Short and Simple
I have a confidential business worth 24.5 Million US Dollars for you to handle for me. Kindly reply via email@example.com
“Forget beating around the bush – let’s get straight to the point.”
And just like the message, I’m going to keep this critique short and simple:
- No description of the ‘confidential’ business (and is more than likely to be illegal).
- ‘24.5 Million US Dollars’ with no catch? Hmmm…
- Why has the e-mail arrived from one account; and the user is required to e-mail to another account?
- If it’s just for one person to handle, then why has the e-mail been sent to multiple accounts?
- No names mentioned or valediction.
Your client has instructed us to make the following payment to your account. Please kindly check and confirm that the bank details are correct. The funds should be in your account within 3 working days. Also check it up from your bank and let us know by return email.
Thank you for the patience with us.
This final example has to be the best attempt and at the same time, a pointless effort towards obtaining personal information.
I will not go too in depth, but for those who don’t know what Telex is – it is best described as a teleprinter system which is commonly used for billing. The days of Telex machines are numbered and they are only ever used internally within companies, or in places in Africa where this is seen as the most reliable network technology to use. Anyway, let’s look at the flaws of the message.

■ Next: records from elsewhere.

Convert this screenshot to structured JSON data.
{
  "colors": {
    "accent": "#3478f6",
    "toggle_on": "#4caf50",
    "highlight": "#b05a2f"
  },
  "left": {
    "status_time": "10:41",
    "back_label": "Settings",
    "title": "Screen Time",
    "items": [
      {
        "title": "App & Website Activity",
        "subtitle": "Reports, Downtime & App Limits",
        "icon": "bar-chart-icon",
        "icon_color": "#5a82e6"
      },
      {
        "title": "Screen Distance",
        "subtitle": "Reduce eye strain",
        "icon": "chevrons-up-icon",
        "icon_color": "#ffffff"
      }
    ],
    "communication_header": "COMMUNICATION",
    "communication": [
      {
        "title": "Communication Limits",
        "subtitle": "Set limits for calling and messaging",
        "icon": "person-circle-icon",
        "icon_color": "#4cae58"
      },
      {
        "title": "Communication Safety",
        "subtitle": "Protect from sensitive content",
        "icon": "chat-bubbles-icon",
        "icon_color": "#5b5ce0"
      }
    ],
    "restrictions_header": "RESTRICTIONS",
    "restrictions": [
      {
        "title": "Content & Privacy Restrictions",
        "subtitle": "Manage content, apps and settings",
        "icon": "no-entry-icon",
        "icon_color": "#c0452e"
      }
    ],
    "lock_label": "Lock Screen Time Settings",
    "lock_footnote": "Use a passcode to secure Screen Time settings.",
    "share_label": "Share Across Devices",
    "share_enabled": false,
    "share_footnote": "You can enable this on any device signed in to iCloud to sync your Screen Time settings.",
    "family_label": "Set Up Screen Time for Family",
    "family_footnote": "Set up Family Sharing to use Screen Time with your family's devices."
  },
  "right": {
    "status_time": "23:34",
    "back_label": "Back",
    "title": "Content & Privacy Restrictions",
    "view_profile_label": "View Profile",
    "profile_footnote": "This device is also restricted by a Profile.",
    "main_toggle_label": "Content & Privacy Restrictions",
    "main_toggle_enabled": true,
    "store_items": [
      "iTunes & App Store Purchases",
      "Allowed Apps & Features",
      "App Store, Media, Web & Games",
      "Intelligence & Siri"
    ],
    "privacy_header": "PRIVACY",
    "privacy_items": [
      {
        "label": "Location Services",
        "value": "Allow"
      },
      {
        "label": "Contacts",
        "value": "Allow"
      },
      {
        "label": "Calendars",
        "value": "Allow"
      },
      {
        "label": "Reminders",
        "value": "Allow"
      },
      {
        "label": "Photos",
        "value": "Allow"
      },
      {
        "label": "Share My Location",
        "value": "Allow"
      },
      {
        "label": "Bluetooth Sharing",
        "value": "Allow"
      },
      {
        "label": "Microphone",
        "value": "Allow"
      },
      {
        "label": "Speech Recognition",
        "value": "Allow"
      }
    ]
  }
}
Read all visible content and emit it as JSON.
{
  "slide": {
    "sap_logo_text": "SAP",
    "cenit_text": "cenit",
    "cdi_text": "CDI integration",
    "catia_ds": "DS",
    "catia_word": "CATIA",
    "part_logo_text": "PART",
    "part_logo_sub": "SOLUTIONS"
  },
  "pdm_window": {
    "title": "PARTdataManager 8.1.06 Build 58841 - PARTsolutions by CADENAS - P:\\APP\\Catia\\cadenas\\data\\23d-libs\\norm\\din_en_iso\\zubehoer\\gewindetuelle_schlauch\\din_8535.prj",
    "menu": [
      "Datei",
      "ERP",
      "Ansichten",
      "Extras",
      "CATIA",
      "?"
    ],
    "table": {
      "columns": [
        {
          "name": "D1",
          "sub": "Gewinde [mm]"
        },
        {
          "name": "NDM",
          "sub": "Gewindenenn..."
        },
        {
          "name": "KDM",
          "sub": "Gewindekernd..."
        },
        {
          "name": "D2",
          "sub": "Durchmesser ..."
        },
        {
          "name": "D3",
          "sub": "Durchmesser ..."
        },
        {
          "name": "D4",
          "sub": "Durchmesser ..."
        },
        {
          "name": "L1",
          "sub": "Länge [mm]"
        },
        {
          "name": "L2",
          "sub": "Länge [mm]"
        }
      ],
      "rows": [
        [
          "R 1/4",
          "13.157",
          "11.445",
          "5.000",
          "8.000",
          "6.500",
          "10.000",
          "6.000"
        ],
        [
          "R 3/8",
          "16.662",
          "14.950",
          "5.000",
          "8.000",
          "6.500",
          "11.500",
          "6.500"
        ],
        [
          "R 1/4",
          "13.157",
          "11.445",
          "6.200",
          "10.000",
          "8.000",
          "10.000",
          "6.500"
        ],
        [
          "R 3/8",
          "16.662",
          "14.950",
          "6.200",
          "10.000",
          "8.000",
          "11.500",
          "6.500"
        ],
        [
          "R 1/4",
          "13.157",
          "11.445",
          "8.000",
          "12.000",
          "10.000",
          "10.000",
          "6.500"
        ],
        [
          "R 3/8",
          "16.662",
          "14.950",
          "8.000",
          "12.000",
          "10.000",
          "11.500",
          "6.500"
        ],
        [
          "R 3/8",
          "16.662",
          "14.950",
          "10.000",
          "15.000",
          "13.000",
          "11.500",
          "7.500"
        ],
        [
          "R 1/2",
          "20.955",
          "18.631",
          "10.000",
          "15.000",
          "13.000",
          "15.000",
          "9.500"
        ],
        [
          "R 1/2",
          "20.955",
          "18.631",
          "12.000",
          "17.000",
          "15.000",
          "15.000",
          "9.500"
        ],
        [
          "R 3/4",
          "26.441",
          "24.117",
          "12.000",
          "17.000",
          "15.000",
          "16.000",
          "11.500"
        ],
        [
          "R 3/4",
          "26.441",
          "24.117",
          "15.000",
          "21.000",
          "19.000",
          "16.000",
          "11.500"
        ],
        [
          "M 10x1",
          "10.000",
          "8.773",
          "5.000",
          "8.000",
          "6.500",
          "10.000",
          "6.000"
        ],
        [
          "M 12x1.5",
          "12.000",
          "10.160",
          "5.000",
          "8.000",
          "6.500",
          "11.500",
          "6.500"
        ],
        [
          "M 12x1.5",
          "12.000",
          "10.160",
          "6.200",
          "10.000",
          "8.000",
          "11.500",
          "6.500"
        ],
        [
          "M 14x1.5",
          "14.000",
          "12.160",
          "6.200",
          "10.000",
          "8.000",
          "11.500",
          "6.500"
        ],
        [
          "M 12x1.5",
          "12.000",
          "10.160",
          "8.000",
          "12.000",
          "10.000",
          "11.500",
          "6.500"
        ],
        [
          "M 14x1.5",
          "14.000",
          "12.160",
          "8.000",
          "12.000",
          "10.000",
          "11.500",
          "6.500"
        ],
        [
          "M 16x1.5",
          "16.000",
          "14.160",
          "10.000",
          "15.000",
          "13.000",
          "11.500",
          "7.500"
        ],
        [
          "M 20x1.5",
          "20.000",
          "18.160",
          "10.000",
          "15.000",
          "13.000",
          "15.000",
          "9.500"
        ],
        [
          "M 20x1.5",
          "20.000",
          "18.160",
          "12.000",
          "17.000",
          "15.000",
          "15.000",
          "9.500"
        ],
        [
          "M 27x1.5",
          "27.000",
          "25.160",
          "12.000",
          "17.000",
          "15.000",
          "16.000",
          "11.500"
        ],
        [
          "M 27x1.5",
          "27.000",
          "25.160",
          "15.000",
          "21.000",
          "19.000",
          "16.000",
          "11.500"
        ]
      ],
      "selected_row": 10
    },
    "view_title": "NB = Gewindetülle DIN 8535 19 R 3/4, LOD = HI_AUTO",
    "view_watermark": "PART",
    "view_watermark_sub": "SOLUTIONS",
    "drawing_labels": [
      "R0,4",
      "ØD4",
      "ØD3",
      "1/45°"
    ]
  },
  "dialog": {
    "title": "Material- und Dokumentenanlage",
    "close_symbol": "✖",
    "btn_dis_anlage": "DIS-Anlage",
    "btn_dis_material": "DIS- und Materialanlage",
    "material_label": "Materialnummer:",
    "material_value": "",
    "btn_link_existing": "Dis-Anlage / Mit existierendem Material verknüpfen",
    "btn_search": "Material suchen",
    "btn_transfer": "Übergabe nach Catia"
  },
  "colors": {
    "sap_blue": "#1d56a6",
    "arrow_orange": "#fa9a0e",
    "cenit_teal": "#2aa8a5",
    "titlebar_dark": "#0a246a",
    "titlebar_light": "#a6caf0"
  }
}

The first and most obvious is the mention of a ‘client’, but a lack of ‘name’ included. The likelihood that the recipient has e-mailed a client through a non-company domain e-mail address is extremely low – unless they are going for the “minimalistic professionalism” approach. The second issue is the anonymity of this e-mail. Once again, there is a lack of introduction by including a name in the message and furthermore, there is no indication of the organisation they may be from. At this point, the least the sender will have received is a reply consisting of drilling questions. And aside from the grammatical errors again, no one titles a PDF with a money figure – usually because it significantly reduces the probability of the recipient opening the PDF and taking it seriously. In conclusion, there will be no developments with this e-mail.
The sad thing is there are a number of people who have no knowledge that this occurs and are gullible enough to fall for the traps. However the power of the internet is helping us all to be aware of any of the latest methods for attacks in the best way – through exposure. But this also means that the attackers themselves are also finding various other ways to obtain what they want. In fact “Phishing” is now slowly moving to “Vishing” where scammers impersonate banks and other significant/authority services via telephone in order to obtain personal information. Remember the types of information you would typically be asked for by those who have your information. And when in doubt that a service is legitimate, find another point of contact to double check that it is a genuine enquiry from that service.